App and web page records:

--- START ---

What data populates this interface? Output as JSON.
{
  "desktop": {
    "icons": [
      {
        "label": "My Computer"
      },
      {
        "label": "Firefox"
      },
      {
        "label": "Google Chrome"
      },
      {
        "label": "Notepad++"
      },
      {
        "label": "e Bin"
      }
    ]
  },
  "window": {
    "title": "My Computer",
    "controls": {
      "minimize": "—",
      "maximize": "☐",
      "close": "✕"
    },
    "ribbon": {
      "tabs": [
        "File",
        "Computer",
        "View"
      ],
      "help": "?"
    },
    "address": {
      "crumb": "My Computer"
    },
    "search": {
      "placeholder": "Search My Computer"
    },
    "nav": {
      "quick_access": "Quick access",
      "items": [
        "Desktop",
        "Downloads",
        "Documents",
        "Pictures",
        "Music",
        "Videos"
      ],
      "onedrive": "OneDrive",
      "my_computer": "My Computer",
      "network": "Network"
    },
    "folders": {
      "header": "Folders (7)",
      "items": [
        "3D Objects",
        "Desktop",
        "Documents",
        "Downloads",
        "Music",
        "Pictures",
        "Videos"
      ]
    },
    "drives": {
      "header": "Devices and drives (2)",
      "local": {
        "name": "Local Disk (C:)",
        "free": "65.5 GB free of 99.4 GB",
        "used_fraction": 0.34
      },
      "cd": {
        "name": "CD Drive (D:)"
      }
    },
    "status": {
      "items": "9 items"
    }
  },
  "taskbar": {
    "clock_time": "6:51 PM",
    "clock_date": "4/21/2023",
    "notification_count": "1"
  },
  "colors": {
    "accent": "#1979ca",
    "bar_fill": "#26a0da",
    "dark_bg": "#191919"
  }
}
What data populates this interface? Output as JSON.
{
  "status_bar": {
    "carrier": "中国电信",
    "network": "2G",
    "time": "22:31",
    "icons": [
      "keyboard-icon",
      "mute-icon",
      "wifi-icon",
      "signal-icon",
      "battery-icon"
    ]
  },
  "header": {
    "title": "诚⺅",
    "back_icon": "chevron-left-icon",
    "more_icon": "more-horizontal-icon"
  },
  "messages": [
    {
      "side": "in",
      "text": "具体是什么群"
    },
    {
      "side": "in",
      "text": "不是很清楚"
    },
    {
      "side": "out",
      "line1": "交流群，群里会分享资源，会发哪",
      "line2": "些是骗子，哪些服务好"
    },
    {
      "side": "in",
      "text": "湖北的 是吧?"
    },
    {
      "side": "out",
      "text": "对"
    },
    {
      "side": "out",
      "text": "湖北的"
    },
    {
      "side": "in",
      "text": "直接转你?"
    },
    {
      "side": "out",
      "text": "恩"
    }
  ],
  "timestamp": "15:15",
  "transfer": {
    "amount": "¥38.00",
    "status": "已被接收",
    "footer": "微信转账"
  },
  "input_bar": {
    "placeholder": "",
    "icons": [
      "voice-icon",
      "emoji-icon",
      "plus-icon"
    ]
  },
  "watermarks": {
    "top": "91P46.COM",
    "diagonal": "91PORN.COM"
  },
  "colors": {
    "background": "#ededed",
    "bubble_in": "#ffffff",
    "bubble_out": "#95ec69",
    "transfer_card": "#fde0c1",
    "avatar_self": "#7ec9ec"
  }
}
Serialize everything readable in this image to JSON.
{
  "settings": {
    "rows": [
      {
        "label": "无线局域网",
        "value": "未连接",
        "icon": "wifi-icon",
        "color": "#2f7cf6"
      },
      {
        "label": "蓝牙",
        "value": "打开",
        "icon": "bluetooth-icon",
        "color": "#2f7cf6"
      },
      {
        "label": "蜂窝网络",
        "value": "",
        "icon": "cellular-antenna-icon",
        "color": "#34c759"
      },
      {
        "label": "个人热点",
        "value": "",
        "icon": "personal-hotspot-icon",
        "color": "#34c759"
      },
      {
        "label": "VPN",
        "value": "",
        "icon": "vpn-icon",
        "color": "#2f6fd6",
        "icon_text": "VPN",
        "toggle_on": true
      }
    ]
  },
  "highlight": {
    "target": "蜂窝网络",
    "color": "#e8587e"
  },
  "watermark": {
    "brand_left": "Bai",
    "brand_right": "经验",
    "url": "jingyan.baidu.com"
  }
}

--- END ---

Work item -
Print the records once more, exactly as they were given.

Reply -
What data populates this interface? Output as JSON.
{
  "desktop": {
    "icons": [
      {
        "label": "My Computer"
      },
      {
        "label": "Firefox"
      },
      {
        "label": "Google Chrome"
      },
      {
        "label": "Notepad++"
      },
      {
        "label": "e Bin"
      }
    ]
  },
  "window": {
    "title": "My Computer",
    "controls": {
      "minimize": "—",
      "maximize": "☐",
      "close": "✕"
    },
    "ribbon": {
      "tabs": [
        "File",
        "Computer",
        "View"
      ],
      "help": "?"
    },
    "address": {
      "crumb": "My Computer"
    },
    "search": {
      "placeholder": "Search My Computer"
    },
    "nav": {
      "quick_access": "Quick access",
      "items": [
        "Desktop",
        "Downloads",
        "Documents",
        "Pictures",
        "Music",
        "Videos"
      ],
      "onedrive": "OneDrive",
      "my_computer": "My Computer",
      "network": "Network"
    },
    "folders": {
      "header": "Folders (7)",
      "items": [
        "3D Objects",
        "Desktop",
        "Documents",
        "Downloads",
        "Music",
        "Pictures",
        "Videos"
      ]
    },
    "drives": {
      "header": "Devices and drives (2)",
      "local": {
        "name": "Local Disk (C:)",
        "free": "65.5 GB free of 99.4 GB",
        "used_fraction": 0.34
      },
      "cd": {
        "name": "CD Drive (D:)"
      }
    },
    "status": {
      "items": "9 items"
    }
  },
  "taskbar": {
    "clock_time": "6:51 PM",
    "clock_date": "4/21/2023",
    "notification_count": "1"
  },
  "colors": {
    "accent": "#1979ca",
    "bar_fill": "#26a0da",
    "dark_bg": "#191919"
  }
}
What data populates this interface? Output as JSON.
{
  "status_bar": {
    "carrier": "中国电信",
    "network": "2G",
    "time": "22:31",
    "icons": [
      "keyboard-icon",
      "mute-icon",
      "wifi-icon",
      "signal-icon",
      "battery-icon"
    ]
  },
  "header": {
    "title": "诚⺅",
    "back_icon": "chevron-left-icon",
    "more_icon": "more-horizontal-icon"
  },
  "messages": [
    {
      "side": "in",
      "text": "具体是什么群"
    },
    {
      "side": "in",
      "text": "不是很清楚"
    },
    {
      "side": "out",
      "line1": "交流群，群里会分享资源，会发哪",
      "line2": "些是骗子，哪些服务好"
    },
    {
      "side": "in",
      "text": "湖北的 是吧?"
    },
    {
      "side": "out",
      "text": "对"
    },
    {
      "side": "out",
      "text": "湖北的"
    },
    {
      "side": "in",
      "text": "直接转你?"
    },
    {
      "side": "out",
      "text": "恩"
    }
  ],
  "timestamp": "15:15",
  "transfer": {
    "amount": "¥38.00",
    "status": "已被接收",
    "footer": "微信转账"
  },
  "input_bar": {
    "placeholder": "",
    "icons": [
      "voice-icon",
      "emoji-icon",
      "plus-icon"
    ]
  },
  "watermarks": {
    "top": "91P46.COM",
    "diagonal": "91PORN.COM"
  },
  "colors": {
    "background": "#ededed",
    "bubble_in": "#ffffff",
    "bubble_out": "#95ec69",
    "transfer_card": "#fde0c1",
    "avatar_self": "#7ec9ec"
  }
}
Serialize everything readable in this image to JSON.
{
  "settings": {
    "rows": [
      {
        "label": "无线局域网",
        "value": "未连接",
        "icon": "wifi-icon",
        "color": "#2f7cf6"
      },
      {
        "label": "蓝牙",
        "value": "打开",
        "icon": "bluetooth-icon",
        "color": "#2f7cf6"
      },
      {
        "label": "蜂窝网络",
        "value": "",
        "icon": "cellular-antenna-icon",
        "color": "#34c759"
      },
      {
        "label": "个人热点",
        "value": "",
        "icon": "personal-hotspot-icon",
        "color": "#34c759"
      },
      {
        "label": "VPN",
        "value": "",
        "icon": "vpn-icon",
        "color": "#2f6fd6",
        "icon_text": "VPN",
        "toggle_on": true
      }
    ]
  },
  "highlight": {
    "target": "蜂窝网络",
    "color": "#e8587e"
  },
  "watermark": {
    "brand_left": "Bai",
    "brand_right": "经验",
    "url": "jingyan.baidu.com"
  }
}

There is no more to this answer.